--- Work instruction ---
Your output must reproduce all the records below precisely and contain no pictures.

--- The data ---
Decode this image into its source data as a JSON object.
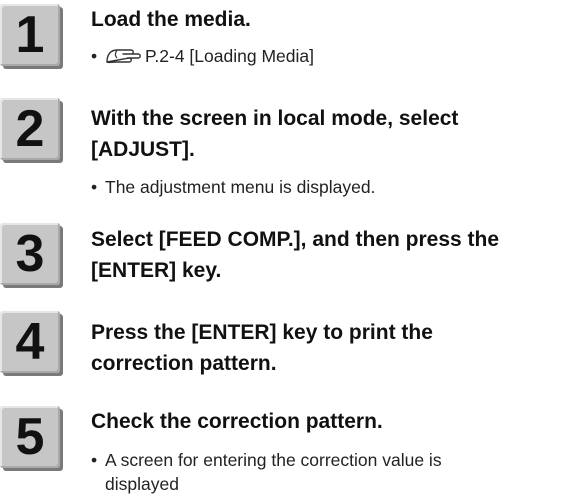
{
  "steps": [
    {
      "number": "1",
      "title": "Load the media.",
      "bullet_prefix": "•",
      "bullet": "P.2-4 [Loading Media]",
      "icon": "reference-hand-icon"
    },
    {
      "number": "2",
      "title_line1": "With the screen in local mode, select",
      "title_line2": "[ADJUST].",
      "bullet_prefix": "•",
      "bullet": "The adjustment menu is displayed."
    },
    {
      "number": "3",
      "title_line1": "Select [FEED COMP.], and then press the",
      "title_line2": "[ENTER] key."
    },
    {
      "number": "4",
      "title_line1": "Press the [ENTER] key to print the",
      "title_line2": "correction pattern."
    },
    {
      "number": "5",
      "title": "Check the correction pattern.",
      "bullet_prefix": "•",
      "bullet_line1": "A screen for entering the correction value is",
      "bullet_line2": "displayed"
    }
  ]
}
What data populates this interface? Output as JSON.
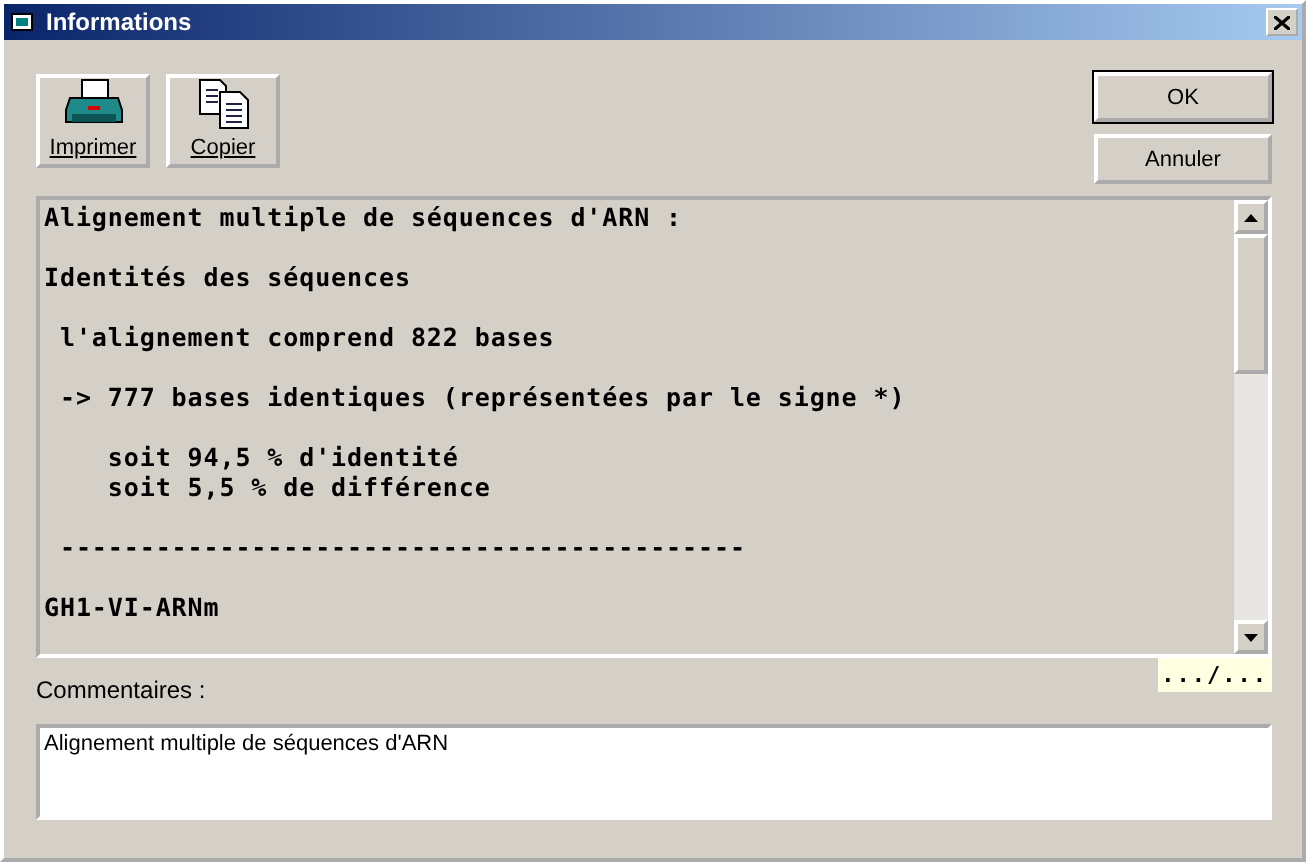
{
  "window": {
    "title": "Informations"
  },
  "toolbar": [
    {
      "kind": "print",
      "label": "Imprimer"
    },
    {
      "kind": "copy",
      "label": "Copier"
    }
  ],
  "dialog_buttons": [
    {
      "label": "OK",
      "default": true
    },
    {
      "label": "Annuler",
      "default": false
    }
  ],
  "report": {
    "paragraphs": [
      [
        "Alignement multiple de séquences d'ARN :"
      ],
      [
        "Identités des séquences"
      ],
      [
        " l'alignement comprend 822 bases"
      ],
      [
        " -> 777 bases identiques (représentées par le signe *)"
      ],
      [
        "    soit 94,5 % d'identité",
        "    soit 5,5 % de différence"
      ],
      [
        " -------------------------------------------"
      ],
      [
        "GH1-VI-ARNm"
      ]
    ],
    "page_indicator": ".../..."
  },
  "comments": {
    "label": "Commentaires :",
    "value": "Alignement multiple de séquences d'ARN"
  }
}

--- Task answer ---
Decode this image into its source data as a JSON object.
{
  "steps": [
    {
      "number": "1",
      "title": "Load the media.",
      "bullet_prefix": "•",
      "bullet": "P.2-4 [Loading Media]",
      "icon": "reference-hand-icon"
    },
    {
      "number": "2",
      "title_line1": "With the screen in local mode, select",
      "title_line2": "[ADJUST].",
      "bullet_prefix": "•",
      "bullet": "The adjustment menu is displayed."
    },
    {
      "number": "3",
      "title_line1": "Select [FEED COMP.], and then press the",
      "title_line2": "[ENTER] key."
    },
    {
      "number": "4",
      "title_line1": "Press the [ENTER] key to print the",
      "title_line2": "correction pattern."
    },
    {
      "number": "5",
      "title": "Check the correction pattern.",
      "bullet_prefix": "•",
      "bullet_line1": "A screen for entering the correction value is",
      "bullet_line2": "displayed"
    }
  ]
}
What data populates this interface? Output as JSON.
{
  "window": {
    "title": "Informations"
  },
  "toolbar": [
    {
      "kind": "print",
      "label": "Imprimer"
    },
    {
      "kind": "copy",
      "label": "Copier"
    }
  ],
  "dialog_buttons": [
    {
      "label": "OK",
      "default": true
    },
    {
      "label": "Annuler",
      "default": false
    }
  ],
  "report": {
    "paragraphs": [
      [
        "Alignement multiple de séquences d'ARN :"
      ],
      [
        "Identités des séquences"
      ],
      [
        " l'alignement comprend 822 bases"
      ],
      [
        " -> 777 bases identiques (représentées par le signe *)"
      ],
      [
        "    soit 94,5 % d'identité",
        "    soit 5,5 % de différence"
      ],
      [
        " -------------------------------------------"
      ],
      [
        "GH1-VI-ARNm"
      ]
    ],
    "page_indicator": ".../..."
  },
  "comments": {
    "label": "Commentaires :",
    "value": "Alignement multiple de séquences d'ARN"
  }
}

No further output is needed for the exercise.